### TASK ITEM
Give the listing again word for word. Skip the pictures.

# # # # #

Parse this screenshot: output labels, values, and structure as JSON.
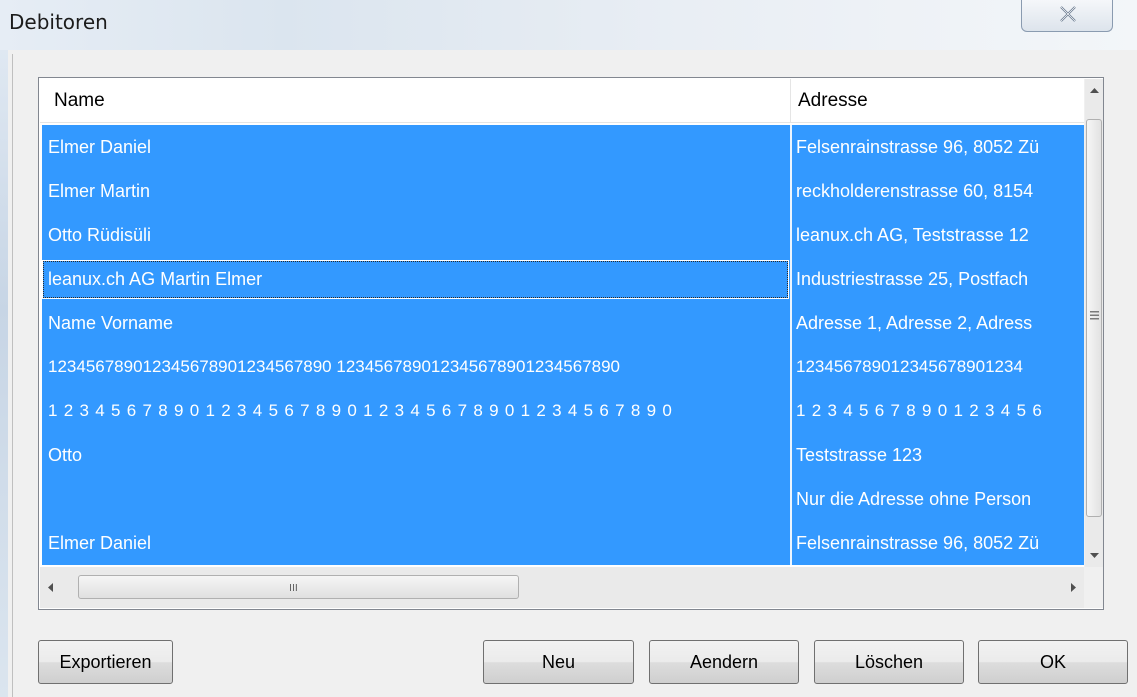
{
  "window": {
    "title": "Debitoren"
  },
  "list": {
    "columns": [
      "Name",
      "Adresse"
    ],
    "rows": [
      {
        "name": "Elmer Daniel",
        "address": "Felsenrainstrasse 96, 8052 Zü"
      },
      {
        "name": "Elmer Martin",
        "address": "reckholderenstrasse 60, 8154"
      },
      {
        "name": "Otto Rüdisüli",
        "address": "leanux.ch AG, Teststrasse 12"
      },
      {
        "name": "leanux.ch AG Martin Elmer",
        "address": "Industriestrasse 25, Postfach"
      },
      {
        "name": "Name Vorname",
        "address": "Adresse 1, Adresse 2, Adress"
      },
      {
        "name": "123456789012345678901234567890 123456789012345678901234567890",
        "address": "123456789012345678901234"
      },
      {
        "name": "1234567890123456789012345678901234567890",
        "address": "1234567890123456"
      },
      {
        "name": "Otto",
        "address": "Teststrasse 123"
      },
      {
        "name": "",
        "address": "Nur die Adresse ohne Person"
      },
      {
        "name": "Elmer Daniel",
        "address": "Felsenrainstrasse 96, 8052 Zü"
      }
    ],
    "scroll_h_grip": "III"
  },
  "buttons": {
    "export": "Exportieren",
    "new": "Neu",
    "edit": "Aendern",
    "delete": "Löschen",
    "ok": "OK"
  },
  "colors": {
    "selection": "#3399ff",
    "selection_text": "#ffffff",
    "window_bg": "#f0f0f0"
  }
}
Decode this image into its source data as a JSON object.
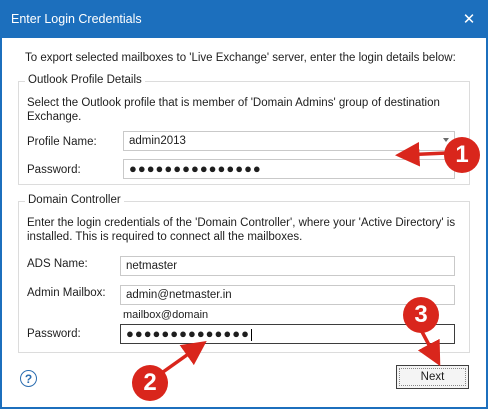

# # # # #

### RESPONSE FOR THIS EXERCISE
Parse this screenshot: output labels, values, and structure as JSON.
{
  "window": {
    "title": "Debitoren"
  },
  "list": {
    "columns": [
      "Name",
      "Adresse"
    ],
    "rows": [
      {
        "name": "Elmer Daniel",
        "address": "Felsenrainstrasse 96, 8052 Zü"
      },
      {
        "name": "Elmer Martin",
        "address": "reckholderenstrasse 60, 8154"
      },
      {
        "name": "Otto Rüdisüli",
        "address": "leanux.ch AG, Teststrasse 12"
      },
      {
        "name": "leanux.ch AG Martin Elmer",
        "address": "Industriestrasse 25, Postfach"
      },
      {
        "name": "Name Vorname",
        "address": "Adresse 1, Adresse 2, Adress"
      },
      {
        "name": "123456789012345678901234567890 123456789012345678901234567890",
        "address": "123456789012345678901234"
      },
      {
        "name": "1234567890123456789012345678901234567890",
        "address": "1234567890123456"
      },
      {
        "name": "Otto",
        "address": "Teststrasse 123"
      },
      {
        "name": "",
        "address": "Nur die Adresse ohne Person"
      },
      {
        "name": "Elmer Daniel",
        "address": "Felsenrainstrasse 96, 8052 Zü"
      }
    ],
    "scroll_h_grip": "III"
  },
  "buttons": {
    "export": "Exportieren",
    "new": "Neu",
    "edit": "Aendern",
    "delete": "Löschen",
    "ok": "OK"
  },
  "colors": {
    "selection": "#3399ff",
    "selection_text": "#ffffff",
    "window_bg": "#f0f0f0"
  }
}
Decode this image into its source data as a JSON object.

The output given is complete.